Task objective
Select, from the data, each line where "color" occurs.

Data
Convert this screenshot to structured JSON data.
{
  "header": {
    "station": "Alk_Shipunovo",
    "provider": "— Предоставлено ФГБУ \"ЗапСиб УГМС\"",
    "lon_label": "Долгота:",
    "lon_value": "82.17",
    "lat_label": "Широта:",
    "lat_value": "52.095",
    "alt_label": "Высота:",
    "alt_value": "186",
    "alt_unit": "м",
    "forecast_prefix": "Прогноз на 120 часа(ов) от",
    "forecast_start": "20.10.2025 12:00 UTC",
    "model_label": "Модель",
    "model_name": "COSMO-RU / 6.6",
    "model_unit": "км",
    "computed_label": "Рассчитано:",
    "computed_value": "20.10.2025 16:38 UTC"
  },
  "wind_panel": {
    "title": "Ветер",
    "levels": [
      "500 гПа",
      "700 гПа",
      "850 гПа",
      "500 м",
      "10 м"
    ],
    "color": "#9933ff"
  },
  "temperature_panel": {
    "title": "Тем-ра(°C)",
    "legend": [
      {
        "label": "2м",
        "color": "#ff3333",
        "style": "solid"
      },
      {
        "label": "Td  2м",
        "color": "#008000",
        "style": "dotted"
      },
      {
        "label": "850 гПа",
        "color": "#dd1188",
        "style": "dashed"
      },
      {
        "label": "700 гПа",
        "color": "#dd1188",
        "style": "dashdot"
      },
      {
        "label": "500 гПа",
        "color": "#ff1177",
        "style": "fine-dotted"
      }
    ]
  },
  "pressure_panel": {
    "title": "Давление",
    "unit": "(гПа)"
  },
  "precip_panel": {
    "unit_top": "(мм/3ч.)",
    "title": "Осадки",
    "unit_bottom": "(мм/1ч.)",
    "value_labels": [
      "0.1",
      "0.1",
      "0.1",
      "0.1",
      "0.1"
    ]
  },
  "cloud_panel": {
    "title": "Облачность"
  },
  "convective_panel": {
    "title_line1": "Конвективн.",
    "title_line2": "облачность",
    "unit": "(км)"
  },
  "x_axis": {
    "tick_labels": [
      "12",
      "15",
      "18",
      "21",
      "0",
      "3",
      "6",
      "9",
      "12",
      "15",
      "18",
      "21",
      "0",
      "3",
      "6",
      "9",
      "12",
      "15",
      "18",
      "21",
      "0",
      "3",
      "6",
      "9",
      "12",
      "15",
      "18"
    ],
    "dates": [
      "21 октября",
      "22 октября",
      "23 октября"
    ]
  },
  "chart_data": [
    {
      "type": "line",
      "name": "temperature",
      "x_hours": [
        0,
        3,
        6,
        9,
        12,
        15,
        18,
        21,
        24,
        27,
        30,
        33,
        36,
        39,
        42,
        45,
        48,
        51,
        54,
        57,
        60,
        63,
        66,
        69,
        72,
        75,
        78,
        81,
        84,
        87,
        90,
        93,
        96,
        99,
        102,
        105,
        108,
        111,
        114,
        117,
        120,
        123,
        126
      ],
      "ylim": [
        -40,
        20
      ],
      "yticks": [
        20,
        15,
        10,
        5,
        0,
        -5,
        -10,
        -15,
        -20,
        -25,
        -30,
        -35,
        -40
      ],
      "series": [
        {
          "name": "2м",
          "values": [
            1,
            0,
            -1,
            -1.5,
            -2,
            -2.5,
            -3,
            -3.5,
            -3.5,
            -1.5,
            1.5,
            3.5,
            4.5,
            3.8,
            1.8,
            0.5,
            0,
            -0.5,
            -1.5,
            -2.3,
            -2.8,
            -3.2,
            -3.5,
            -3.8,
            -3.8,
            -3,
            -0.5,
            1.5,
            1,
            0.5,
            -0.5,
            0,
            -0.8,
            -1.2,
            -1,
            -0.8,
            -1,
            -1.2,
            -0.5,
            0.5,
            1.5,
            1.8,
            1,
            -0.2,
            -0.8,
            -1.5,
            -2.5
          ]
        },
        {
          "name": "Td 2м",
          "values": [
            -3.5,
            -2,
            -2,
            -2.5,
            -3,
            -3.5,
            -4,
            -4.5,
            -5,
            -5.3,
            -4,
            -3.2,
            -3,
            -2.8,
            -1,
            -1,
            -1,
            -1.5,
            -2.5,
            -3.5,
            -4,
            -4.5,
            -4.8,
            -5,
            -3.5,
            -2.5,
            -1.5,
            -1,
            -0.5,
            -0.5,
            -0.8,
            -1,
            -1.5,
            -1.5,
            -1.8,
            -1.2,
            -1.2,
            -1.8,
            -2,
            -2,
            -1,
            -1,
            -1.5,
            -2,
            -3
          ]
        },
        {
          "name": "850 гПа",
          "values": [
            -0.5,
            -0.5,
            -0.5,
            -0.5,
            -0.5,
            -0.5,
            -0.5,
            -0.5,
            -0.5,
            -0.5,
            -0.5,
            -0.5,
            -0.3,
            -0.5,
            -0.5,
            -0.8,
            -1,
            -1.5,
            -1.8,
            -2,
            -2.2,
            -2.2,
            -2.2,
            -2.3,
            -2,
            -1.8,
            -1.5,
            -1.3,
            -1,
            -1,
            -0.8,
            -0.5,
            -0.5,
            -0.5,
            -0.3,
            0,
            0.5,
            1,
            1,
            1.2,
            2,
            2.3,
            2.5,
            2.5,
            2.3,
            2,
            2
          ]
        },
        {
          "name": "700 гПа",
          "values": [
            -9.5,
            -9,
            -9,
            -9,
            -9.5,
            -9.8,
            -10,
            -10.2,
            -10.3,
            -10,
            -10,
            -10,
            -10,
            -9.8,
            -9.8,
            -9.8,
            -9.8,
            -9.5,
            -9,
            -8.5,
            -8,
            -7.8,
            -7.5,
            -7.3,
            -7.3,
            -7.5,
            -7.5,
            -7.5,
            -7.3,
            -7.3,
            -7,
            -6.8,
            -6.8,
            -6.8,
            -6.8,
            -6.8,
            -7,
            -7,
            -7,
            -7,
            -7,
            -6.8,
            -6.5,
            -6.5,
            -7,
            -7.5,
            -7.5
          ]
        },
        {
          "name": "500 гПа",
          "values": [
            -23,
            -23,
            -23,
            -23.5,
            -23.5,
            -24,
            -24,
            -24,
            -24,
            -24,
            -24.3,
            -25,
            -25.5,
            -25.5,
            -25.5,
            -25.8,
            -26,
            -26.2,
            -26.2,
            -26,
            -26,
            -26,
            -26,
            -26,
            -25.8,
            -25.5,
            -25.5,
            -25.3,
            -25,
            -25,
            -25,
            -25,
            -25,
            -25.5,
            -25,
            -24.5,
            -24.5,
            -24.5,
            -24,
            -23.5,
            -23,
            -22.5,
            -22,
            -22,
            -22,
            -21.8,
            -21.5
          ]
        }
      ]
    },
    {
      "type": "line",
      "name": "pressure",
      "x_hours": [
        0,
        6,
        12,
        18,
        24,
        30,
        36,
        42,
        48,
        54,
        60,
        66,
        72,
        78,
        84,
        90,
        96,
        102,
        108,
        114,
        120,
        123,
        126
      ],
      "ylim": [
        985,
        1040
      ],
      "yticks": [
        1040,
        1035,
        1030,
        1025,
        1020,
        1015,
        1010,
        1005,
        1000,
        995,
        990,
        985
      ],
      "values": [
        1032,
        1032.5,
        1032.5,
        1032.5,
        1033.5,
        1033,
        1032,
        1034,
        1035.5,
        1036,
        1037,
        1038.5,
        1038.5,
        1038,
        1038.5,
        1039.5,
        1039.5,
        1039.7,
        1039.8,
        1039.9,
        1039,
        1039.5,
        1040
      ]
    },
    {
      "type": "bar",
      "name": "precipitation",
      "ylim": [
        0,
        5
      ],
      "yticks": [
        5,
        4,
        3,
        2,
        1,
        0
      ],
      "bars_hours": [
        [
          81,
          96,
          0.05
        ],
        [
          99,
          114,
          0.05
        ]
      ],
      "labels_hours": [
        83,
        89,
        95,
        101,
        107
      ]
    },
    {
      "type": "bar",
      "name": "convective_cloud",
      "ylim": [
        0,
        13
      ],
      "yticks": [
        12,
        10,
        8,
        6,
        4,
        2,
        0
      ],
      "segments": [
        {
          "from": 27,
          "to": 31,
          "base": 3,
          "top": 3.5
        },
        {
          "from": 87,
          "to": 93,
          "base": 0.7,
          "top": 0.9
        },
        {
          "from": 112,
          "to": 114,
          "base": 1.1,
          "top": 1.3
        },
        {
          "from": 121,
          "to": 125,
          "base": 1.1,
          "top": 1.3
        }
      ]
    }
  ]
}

Task result
    "color": "#9933ff"
        "color": "#ff3333",
        "color": "#008000",
        "color": "#dd1188",
        "color": "#dd1188",
        "color": "#ff1177",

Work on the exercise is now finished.